Removing a few lower leaves that have started to turn yellow or have been half eaten by a slug is a good idea. It helps to keep plants healthy by not giving insects and germs decaying leaves to feed on and helps create more air flow around the base of the plants.
If you are growing in a greenhouse, aeration is particularly important and helps reduce condensation and fungal/mould problems.
Remove leaf branches gradually so as not to stress plants. Snapping off their leaf branches rather than cutting them off is best because using a blade can transfer disease from plant to plant. This also applies when removing side shoot, so snap them off too!
A Common Leaf Problem
This is around the time of the season when tomato leaves begin to show signs of damage, disease or deficiency.
If you haven’t grown tomatoes before, poorly looking leaves around the bottom of a plant can be alarming. However, it is quite normal for leaves to show all sorts of spots, freckles and unexpected colours and the plant still be healthy enough to produce tomatoes.
Tomato plants send their nutrients to the growing tip (on a tall variety) or tips (on a bush variety) and the lower, older leaves get hardly any food at all!
Here’s a good example of old yellow leaves that have been removed.
Nothing to worry about, just remove the leaf branches and the rest of the plant will be fine.
Yellowing in lower leaves is caused by nutrient deficiency as the plant send its food to the growing tip.
As mentioned above, keeping things tidy around the base of the stem helps to:
- Reduce disease
- Helps stop insects breeding
- Increases air flow

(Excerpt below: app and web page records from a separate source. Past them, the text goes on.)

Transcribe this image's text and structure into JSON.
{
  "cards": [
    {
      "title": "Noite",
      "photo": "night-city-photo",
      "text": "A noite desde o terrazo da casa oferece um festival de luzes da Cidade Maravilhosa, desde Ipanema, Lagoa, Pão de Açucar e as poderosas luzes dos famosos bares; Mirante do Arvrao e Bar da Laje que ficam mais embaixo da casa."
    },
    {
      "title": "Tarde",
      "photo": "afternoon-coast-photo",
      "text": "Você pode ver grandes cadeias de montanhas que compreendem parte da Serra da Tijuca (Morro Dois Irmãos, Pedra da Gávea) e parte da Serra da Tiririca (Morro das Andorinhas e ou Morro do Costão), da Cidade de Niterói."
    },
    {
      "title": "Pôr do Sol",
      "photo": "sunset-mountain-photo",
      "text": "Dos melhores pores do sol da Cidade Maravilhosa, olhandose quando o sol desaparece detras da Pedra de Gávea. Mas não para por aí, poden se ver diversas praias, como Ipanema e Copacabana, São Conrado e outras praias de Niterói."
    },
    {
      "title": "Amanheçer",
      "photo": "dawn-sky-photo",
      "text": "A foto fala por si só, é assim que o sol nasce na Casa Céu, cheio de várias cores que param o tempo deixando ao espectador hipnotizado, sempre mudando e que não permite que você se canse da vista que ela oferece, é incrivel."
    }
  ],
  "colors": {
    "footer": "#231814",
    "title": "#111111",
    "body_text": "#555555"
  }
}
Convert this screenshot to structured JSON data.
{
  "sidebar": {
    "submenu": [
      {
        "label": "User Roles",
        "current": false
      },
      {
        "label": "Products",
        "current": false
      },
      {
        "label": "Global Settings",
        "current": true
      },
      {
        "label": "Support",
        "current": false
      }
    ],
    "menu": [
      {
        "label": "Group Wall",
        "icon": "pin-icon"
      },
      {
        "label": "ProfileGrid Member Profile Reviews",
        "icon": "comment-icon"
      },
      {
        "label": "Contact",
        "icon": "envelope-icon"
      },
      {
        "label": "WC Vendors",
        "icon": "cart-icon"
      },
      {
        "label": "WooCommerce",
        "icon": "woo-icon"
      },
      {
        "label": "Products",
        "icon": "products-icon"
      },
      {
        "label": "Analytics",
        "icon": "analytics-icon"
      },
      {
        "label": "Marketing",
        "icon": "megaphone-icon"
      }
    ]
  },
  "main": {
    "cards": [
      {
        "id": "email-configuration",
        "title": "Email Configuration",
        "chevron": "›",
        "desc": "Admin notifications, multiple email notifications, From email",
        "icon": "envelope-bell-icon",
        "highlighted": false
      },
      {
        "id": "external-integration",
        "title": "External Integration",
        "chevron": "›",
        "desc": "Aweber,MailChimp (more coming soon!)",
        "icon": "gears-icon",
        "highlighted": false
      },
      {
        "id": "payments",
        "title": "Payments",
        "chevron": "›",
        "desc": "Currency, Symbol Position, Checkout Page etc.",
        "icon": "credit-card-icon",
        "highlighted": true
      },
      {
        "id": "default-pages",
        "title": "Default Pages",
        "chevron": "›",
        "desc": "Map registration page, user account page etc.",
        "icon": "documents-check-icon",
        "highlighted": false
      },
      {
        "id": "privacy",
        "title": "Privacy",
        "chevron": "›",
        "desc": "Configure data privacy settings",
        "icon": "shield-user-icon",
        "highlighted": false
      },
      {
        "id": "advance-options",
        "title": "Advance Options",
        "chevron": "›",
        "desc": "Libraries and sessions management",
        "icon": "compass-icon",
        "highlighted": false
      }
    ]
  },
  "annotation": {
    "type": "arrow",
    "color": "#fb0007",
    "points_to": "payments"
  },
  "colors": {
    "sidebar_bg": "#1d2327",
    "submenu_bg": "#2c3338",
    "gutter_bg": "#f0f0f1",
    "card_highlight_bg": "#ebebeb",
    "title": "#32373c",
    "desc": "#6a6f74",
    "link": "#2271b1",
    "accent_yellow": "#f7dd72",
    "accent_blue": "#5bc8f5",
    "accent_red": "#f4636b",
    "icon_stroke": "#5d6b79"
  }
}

- Keeps lower leaves off the soil
These are especially important in wet conditions or in a greenhouse where there is condensation and less air flow.